- [WHAT YOU ARE ASKED TO DO]: Nothing but a number should be given: the count of lines in the listing that include "name".

- [EXTRACTED RECORDS]:
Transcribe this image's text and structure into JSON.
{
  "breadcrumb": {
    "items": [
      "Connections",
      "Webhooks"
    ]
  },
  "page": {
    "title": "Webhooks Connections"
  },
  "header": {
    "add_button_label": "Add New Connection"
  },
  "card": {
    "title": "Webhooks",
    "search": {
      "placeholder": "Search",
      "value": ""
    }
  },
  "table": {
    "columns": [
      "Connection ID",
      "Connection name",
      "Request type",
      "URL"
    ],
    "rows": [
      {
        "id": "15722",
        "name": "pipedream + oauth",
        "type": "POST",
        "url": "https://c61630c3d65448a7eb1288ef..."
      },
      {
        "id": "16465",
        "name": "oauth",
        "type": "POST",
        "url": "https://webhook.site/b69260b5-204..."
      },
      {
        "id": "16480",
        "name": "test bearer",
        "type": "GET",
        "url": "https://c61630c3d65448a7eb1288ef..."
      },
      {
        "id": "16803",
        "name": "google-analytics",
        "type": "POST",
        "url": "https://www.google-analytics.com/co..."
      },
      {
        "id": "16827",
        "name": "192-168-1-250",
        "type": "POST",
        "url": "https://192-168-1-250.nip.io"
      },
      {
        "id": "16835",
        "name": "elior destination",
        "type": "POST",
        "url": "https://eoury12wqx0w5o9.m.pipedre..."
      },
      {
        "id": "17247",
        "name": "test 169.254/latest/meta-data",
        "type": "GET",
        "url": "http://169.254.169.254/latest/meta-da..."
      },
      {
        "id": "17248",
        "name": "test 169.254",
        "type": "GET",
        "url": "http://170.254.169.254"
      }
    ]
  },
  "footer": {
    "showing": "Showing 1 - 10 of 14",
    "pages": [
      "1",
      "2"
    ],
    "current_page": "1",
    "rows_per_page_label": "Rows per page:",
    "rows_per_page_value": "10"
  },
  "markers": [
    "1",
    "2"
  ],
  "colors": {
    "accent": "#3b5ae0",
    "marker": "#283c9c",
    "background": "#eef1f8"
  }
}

- [RESPONSE TO THIS EXERCISE]: 9